In one sense this would simply represent the inevitable end point of gender recognition logic where the entire focus is on the authority of the singularly subjective nature of ‘self-declaration.’
Regardless of what medical, psychiatric, or psychological evidence says to the contrary, if the child wishes to change gender, they will in all likelihood be allowed to do so.
This would mean amending The Gender Recognition Act 2015 which commenced with effect from 4 September of that year.
Since then 463 persons have availed of the provisions enabling a person, aged 16 or over, to have their preferred gender recognised in law.
Under the terms of the Act the Minister was required to initiate a Review of its implementation.
The Review Group that was tasked with this submitted its Report to the Minister in June 2018.
One of the ten key recommendations to the Minister was to effectively abolish all obstacles or delays to the process around obtaining a gender recognition certificate.
The Minister notes in her statement on the matter that this would only happen subject to parental consent (with an appropriate legal process to address cases where there is not consent from both parents or it is not possible or safe to obtain same.
Now while this has all the appearances of prudent caution, it is in fact anything but.
In fact to see how this is effectively a ‘dead letter’ precaution you need only imagine how any parent who consistently refused to sanction a gender recognition change for their 7 or 8 year old child would almost inevitably be accused of transphobic bullying or coercion.
Cue the outrage and cue the immediate character assassination of said parents who may profoundly object to validating their child’s choice on such a profound matter at so young and developmentally immature an age.
In fact one of the very first things that Review Group Report mentions is how they have heard from young people and teachers about children not being allowed to use their preferred name or pronoun at home.
They highlight this as a form of abuse.
In what real sense then can parents feel genuinely free to object to their child’s request to change gender?
The fact that the Minister is actively considering introducing such a drastic change based on 92 written submissions is utterly irresponsible especially given that we do not even know how many of those objected to the entire process.
All we are told is that they the written submissions were “broadly supportive of a simplified and more flexible arrangement for children aged 16/17 years; and were also supportive of extending provision for gender recognition to children under 16 years and persons who are non-binary.

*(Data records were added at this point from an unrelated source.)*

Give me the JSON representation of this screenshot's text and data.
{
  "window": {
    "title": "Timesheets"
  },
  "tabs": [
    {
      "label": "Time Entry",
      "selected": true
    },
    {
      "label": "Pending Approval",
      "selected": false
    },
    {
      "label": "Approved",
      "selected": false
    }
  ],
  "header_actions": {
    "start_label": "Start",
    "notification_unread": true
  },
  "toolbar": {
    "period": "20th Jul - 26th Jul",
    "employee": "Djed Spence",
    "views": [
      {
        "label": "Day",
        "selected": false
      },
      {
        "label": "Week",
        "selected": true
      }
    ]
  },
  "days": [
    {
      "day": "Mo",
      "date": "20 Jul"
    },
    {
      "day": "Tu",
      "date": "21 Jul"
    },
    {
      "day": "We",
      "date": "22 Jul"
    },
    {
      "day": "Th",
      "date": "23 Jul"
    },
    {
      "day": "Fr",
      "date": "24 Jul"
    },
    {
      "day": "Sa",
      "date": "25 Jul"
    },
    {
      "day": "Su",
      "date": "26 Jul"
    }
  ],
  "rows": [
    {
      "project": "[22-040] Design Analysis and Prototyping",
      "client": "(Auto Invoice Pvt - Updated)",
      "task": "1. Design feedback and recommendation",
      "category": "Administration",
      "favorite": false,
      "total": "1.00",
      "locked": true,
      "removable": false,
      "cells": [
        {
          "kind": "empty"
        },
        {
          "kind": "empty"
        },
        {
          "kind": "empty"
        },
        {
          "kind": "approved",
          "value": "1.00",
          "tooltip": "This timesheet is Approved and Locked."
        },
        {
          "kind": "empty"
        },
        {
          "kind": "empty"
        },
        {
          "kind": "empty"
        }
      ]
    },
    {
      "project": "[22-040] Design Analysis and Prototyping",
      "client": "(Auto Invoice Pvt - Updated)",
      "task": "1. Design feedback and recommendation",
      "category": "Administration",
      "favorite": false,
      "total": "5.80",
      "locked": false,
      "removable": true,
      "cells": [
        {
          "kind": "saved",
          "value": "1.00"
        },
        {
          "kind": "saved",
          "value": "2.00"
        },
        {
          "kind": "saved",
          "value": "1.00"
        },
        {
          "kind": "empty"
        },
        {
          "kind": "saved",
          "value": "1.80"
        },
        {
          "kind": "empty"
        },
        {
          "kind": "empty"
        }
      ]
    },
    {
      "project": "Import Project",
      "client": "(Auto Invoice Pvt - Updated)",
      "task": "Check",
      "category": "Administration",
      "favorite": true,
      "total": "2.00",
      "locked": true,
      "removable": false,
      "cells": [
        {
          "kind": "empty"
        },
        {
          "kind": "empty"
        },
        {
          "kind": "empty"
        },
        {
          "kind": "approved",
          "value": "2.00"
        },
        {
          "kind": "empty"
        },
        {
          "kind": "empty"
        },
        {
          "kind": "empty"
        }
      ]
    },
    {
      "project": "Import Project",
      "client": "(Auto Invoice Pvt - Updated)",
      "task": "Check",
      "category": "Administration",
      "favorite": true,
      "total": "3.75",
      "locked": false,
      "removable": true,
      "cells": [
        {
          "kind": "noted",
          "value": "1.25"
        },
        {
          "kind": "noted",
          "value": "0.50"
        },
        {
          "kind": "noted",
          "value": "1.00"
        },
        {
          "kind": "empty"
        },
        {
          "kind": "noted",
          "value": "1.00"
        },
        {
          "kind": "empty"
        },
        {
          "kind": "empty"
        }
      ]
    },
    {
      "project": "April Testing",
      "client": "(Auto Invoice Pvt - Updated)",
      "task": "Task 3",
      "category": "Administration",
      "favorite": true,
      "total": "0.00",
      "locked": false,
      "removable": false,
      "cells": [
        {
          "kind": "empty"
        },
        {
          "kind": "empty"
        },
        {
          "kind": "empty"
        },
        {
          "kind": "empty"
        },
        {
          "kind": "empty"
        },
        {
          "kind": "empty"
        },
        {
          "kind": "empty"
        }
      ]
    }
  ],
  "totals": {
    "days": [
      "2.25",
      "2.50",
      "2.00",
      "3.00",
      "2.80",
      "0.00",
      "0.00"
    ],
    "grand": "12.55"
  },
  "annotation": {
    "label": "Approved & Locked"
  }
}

This makes a mockery of subjecting such an important issue to wide-ranging critical engagement. As such the proposal needs to be rejected.